Agence France-Presse examines how two recent studies have “boosted morale” among HIV vaccine researchers who have struggled for decades to develop a viable vaccine to protect people from the virus.
The U.N. Office on Drugs and Crime (UNODC) on Wednesday released a report — “Addiction, Crime and Insurgency: The Transnational Threat of Afghan Opium” — documenting how “[t]he smuggling of Afghan opiates is fueling addiction and drug use along trafficking routes from Iran to Central Asia,” and contributing to the spread of diseases, the Associated Press reports (Oleksyn, 10/21).
Nigeria Gets $669M Global Fund Grant For Health System Strengthening The Global Fund to Fight AIDS, Tuberculosis and Malaria awarded Nigeria a $669 million Round 8 grant for health system strengthening over five years, This Day/allAfrica.com reports. “During the grant signing ceremony in Abuja yesterday, Chairman of the occasion and…
The Guardian examines how “famine and acute food shortages” in Uganda could affect people living with HIV/AIDS. “The situation is beginning to undermine efforts to fight the virus in the north and east of Uganda, the areas most affected by the drought,” according to the Guardian.
As the AIDS vaccine conference continues in Paris this week, Reuters examines how recent trials are helping researchers better understand ways to develop a vaccine that offers people protection from HIV. Researchers involved in Merck’s AIDS vaccine trial, which was halted in 2007 after it was feared the vaccine raised study participants’ risk of infection, presented follow-up data from the trial during the conference on Tuesday.
A report, released Tuesday, from Oxfam International and Health Action International says the EU is putting big drug companies’ interests ahead of “millions of people” in developing countries who do not have access to essential medicines, Agence France-Presse reports (10/20).

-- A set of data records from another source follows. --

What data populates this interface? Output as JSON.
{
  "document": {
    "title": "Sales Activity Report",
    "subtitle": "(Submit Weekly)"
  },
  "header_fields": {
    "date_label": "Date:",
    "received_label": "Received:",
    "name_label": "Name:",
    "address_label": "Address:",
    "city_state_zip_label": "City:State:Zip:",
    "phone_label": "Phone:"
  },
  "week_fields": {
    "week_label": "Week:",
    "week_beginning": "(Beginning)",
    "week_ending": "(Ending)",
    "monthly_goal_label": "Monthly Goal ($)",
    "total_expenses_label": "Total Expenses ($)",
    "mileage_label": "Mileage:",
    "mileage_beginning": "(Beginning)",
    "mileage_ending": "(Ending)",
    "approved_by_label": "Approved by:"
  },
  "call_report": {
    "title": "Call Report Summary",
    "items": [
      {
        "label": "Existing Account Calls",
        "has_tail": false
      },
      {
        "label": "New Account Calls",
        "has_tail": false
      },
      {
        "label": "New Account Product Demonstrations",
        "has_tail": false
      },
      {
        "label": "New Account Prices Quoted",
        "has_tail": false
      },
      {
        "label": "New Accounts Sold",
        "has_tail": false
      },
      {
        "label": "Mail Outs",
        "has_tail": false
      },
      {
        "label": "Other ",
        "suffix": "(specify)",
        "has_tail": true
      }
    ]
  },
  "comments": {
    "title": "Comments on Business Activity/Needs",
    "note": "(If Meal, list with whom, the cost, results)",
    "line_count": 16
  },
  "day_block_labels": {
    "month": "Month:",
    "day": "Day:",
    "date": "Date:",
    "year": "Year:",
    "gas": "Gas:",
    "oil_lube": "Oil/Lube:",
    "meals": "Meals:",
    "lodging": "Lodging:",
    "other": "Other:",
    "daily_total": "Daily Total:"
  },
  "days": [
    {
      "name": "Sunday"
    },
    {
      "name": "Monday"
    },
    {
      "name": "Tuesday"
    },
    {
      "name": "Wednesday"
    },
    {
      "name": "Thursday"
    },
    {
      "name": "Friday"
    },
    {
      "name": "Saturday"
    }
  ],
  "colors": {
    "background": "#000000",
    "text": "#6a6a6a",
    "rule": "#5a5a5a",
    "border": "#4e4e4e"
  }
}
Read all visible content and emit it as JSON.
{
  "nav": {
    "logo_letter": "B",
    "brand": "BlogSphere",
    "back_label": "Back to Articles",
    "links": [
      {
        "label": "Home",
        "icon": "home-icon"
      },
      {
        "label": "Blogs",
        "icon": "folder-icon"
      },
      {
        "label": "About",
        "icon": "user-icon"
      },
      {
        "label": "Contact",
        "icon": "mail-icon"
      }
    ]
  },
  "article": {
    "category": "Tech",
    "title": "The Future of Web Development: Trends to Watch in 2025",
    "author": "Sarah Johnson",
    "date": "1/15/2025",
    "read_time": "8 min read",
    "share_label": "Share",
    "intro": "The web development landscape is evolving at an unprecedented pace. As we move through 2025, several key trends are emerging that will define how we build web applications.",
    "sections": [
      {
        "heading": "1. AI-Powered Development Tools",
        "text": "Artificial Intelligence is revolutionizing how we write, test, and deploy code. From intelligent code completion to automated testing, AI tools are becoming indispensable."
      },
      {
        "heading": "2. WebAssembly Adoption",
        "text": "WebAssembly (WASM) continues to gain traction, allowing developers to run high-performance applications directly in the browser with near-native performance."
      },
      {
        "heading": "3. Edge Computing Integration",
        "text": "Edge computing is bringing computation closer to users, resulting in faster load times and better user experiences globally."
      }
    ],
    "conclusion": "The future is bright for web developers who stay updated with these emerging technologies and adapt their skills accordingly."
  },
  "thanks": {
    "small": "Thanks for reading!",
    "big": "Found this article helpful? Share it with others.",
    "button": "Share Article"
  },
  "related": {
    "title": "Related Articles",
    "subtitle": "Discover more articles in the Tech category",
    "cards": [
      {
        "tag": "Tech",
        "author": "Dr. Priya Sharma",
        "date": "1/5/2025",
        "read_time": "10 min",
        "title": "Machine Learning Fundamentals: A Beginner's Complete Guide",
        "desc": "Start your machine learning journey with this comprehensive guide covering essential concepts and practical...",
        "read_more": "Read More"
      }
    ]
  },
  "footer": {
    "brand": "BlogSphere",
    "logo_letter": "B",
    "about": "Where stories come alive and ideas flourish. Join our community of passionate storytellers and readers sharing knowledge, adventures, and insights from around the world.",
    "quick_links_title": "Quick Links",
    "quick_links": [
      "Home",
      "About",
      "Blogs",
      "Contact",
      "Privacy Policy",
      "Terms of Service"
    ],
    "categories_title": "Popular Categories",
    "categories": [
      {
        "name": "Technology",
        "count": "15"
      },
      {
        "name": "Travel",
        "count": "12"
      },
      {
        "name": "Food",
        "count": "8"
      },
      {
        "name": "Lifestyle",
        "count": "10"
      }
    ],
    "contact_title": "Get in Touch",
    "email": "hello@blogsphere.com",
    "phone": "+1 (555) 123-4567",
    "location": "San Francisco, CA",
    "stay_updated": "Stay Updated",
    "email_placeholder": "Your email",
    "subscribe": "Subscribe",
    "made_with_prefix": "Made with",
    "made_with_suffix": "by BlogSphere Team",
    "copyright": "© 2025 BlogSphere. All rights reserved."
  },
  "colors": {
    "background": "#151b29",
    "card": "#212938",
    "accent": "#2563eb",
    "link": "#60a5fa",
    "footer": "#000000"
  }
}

Also In Global Health News: Cholera In Zimbabwe; Personal Computers; Medical ‘Outliers’; Rain In Kenya; Generic Drugs
More Than 100 Infected, 5 Dead From Cholera In Zimbabwe A cholera outbreak in Zimbabwe has infected more than 100, resulting in five deaths, state media said Tuesday, Reuters reports, “raising fears of a repeat of last year’s epidemic that claimed more than 4,000 lives. The southern African country suffered…
As HIV Vaccine Conference Opens, Experts Appeal For Sustained Commitment To Global Fight Against Disease
Experts gathered for the start of a four-day conference on HIV vaccines in Paris called upon donors to maintain their funding support for the fight against HIV/AIDS despite the global economy, Agence France-Presse reports.
Also In Global Health News: Asia-Pacific Reproductive Health; Developing Country Medical Waste Disposal; Draft Bill In Uganda; Diarrhea Deaths In China
China Calls For Asia-Pacific Countries To Focus On Reproductive Health “China has called on Asia-Pacific countries to attach greater importance to population and family planning and put more funds into the reproductive health and family planning programmes,” the Daily Times reports (10/19). Senior Chinese legislator Chen Zhili Sunday at the…
As more countries prepare to introduce a voluntary travel tax to help fight HIV/AIDS and other diseases worldwide, Philippe Douste-Blazy, chair of UNITAID and a U.N. special advisor on innovative development financing said at a recent event in Nairobi, Kenya, that “the airline levy gives participating developing nations an opportunity to contribute to treatment in their countries rather than depending on handouts from the developed world,” the Standard reports. “Cote dâ€™Ivoire, Niger, Madagascar and Mauritius are applying the airline levy, while Benin, Burkina Faso and Kenya have said they will introduce it,” according to the Standard.